__Description of the task__.
From the listing below, return each line that includes "your".
─── Dataset records
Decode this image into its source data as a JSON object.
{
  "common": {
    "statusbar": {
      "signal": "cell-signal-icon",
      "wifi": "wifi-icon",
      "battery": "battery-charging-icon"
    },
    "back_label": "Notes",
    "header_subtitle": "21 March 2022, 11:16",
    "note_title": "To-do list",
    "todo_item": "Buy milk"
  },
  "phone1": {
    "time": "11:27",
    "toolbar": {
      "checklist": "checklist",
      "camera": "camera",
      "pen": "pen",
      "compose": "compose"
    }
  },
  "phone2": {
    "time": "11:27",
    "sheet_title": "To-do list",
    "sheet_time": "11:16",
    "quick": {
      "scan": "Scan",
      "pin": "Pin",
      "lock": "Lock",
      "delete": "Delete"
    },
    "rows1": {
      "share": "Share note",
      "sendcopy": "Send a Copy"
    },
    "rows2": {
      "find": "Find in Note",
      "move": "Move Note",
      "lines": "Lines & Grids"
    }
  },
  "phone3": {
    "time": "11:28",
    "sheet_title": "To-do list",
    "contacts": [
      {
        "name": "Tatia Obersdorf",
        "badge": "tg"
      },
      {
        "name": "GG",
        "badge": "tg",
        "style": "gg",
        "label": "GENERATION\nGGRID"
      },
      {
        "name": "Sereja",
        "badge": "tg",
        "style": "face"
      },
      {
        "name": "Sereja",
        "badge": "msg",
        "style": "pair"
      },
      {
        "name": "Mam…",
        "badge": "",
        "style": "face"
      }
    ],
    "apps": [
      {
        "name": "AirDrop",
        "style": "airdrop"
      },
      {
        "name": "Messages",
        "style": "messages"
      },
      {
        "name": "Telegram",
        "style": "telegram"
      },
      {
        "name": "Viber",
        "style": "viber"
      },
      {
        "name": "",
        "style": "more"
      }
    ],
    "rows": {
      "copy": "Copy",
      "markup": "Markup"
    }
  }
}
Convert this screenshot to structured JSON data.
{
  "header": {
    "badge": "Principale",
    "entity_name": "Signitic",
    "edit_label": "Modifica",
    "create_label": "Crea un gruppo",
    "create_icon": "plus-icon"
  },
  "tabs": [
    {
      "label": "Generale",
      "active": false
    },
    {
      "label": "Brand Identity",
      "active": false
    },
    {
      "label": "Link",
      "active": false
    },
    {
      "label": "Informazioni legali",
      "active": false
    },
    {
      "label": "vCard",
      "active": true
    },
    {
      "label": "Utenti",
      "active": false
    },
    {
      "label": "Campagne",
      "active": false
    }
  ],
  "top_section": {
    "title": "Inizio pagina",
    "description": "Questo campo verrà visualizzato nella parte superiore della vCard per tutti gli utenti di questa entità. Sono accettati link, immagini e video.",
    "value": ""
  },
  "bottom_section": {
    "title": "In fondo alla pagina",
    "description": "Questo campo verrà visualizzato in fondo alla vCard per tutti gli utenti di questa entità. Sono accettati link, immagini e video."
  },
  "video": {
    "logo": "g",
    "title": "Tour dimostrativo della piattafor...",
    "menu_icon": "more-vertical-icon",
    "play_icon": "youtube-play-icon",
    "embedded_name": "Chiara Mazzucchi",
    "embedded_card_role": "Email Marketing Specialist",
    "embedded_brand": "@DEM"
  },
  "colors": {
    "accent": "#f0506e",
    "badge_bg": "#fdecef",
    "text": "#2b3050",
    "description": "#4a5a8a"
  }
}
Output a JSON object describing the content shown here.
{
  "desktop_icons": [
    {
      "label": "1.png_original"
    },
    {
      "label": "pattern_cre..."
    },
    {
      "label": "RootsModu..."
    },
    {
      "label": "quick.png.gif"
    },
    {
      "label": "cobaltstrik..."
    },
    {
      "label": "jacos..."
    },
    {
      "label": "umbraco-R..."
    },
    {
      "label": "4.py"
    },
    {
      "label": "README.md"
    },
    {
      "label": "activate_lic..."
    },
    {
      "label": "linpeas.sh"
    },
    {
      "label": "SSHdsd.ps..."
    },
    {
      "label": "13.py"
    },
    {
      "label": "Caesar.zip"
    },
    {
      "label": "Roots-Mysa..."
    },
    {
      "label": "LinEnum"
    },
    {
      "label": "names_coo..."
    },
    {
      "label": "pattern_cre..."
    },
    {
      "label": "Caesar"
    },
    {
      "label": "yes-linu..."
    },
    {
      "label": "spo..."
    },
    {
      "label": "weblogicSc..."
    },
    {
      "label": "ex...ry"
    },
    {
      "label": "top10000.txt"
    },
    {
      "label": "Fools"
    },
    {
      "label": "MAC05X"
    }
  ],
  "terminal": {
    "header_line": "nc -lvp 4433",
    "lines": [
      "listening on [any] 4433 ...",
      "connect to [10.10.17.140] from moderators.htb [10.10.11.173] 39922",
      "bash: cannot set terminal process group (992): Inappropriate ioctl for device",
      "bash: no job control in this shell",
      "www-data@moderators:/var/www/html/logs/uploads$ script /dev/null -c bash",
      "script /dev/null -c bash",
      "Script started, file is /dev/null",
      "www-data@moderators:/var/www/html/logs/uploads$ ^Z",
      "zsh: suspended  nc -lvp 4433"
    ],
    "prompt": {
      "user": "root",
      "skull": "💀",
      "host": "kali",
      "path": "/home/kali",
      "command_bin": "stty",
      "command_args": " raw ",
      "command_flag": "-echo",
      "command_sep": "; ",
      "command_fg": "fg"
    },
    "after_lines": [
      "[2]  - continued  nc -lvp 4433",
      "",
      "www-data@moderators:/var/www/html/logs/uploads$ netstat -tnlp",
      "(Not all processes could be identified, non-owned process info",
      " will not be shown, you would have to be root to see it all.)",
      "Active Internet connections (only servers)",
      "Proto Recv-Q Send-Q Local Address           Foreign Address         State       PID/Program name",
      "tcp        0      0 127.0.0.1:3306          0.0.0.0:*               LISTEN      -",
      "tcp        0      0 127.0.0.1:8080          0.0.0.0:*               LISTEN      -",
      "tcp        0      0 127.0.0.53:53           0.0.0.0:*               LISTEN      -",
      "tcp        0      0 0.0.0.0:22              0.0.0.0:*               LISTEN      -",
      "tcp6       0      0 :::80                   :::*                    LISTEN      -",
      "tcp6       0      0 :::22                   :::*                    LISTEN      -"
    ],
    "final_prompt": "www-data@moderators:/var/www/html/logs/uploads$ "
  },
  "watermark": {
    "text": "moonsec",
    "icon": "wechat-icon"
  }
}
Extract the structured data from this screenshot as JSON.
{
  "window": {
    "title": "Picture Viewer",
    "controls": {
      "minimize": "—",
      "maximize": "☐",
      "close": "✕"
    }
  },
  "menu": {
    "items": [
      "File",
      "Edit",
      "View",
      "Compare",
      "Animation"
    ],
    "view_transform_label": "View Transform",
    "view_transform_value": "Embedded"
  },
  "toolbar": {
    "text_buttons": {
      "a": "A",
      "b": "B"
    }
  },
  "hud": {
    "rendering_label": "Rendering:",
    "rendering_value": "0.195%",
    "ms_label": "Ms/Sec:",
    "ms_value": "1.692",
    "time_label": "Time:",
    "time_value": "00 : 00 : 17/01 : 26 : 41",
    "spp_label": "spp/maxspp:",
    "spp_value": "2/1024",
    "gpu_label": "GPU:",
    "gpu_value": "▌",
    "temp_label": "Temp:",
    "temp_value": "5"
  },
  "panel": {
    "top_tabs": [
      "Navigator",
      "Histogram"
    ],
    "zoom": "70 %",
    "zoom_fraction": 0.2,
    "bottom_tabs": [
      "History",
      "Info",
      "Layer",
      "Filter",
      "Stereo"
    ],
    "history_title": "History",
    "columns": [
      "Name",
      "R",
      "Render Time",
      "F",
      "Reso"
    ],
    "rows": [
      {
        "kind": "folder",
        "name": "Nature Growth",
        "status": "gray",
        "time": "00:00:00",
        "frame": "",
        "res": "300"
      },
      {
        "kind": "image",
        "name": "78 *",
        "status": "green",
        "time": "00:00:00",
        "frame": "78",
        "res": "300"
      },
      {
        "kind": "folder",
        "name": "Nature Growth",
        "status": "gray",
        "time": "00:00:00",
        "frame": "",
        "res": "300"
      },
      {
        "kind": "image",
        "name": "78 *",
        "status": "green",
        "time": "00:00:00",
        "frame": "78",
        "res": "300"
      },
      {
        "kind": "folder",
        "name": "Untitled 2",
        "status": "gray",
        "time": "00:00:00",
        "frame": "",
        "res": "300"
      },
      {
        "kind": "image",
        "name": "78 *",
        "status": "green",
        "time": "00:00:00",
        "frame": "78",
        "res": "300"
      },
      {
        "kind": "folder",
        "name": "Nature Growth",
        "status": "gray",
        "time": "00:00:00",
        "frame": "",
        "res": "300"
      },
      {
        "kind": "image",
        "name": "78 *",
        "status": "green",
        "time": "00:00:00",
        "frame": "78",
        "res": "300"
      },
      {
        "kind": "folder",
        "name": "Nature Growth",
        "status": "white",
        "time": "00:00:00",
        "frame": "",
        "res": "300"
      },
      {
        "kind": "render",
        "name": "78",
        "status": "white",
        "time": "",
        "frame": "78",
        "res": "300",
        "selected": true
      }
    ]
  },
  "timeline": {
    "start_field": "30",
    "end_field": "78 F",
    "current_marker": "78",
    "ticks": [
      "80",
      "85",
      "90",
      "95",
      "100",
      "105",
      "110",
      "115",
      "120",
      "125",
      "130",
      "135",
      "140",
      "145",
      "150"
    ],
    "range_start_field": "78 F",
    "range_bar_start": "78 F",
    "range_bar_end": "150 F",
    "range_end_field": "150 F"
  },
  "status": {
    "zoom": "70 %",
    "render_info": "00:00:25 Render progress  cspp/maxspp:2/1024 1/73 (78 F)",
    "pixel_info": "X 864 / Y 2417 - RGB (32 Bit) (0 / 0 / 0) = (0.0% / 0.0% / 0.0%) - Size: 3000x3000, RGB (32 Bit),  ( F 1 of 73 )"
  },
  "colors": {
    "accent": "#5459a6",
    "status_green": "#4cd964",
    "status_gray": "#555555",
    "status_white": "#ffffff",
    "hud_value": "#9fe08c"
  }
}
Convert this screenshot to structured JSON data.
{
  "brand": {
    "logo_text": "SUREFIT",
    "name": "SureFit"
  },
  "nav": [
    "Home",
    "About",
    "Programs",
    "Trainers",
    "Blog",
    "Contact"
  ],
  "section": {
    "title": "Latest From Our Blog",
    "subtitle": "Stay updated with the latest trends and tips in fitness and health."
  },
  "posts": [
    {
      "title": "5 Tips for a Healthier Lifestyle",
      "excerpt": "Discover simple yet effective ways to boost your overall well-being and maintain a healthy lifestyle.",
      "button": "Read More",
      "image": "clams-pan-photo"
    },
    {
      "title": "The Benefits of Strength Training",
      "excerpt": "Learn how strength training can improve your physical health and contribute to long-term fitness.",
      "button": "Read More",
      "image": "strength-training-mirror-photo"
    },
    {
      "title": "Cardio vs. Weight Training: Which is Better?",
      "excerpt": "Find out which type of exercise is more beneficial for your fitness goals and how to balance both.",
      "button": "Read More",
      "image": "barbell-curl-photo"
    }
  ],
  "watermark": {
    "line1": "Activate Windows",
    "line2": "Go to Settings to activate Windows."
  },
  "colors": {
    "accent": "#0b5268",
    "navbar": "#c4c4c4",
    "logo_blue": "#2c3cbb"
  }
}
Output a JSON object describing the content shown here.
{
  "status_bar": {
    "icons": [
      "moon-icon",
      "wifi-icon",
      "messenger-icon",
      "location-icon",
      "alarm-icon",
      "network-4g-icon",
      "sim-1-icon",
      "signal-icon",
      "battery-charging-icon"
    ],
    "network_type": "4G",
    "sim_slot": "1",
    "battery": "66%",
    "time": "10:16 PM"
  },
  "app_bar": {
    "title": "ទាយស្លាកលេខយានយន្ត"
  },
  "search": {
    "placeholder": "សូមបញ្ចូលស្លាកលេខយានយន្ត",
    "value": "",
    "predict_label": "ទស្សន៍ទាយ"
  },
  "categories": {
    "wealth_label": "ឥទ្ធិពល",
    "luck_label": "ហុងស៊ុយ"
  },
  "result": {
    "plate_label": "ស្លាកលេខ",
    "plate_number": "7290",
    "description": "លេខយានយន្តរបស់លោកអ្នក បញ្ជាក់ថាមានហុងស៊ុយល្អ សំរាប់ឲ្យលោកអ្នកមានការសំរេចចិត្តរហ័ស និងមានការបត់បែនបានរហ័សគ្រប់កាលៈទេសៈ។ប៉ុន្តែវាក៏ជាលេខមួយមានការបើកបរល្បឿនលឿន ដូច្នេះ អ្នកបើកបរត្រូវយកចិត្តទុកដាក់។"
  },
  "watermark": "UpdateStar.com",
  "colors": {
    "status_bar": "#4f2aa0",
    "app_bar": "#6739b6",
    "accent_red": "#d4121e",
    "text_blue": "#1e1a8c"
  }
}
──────
__Exercise output__.
      "excerpt": "Discover simple yet effective ways to boost your overall well-being and maintain a healthy lifestyle.",
      "excerpt": "Learn how strength training can improve your physical health and contribute to long-term fitness.",
      "excerpt": "Find out which type of exercise is more beneficial for your fitness goals and how to balance both.",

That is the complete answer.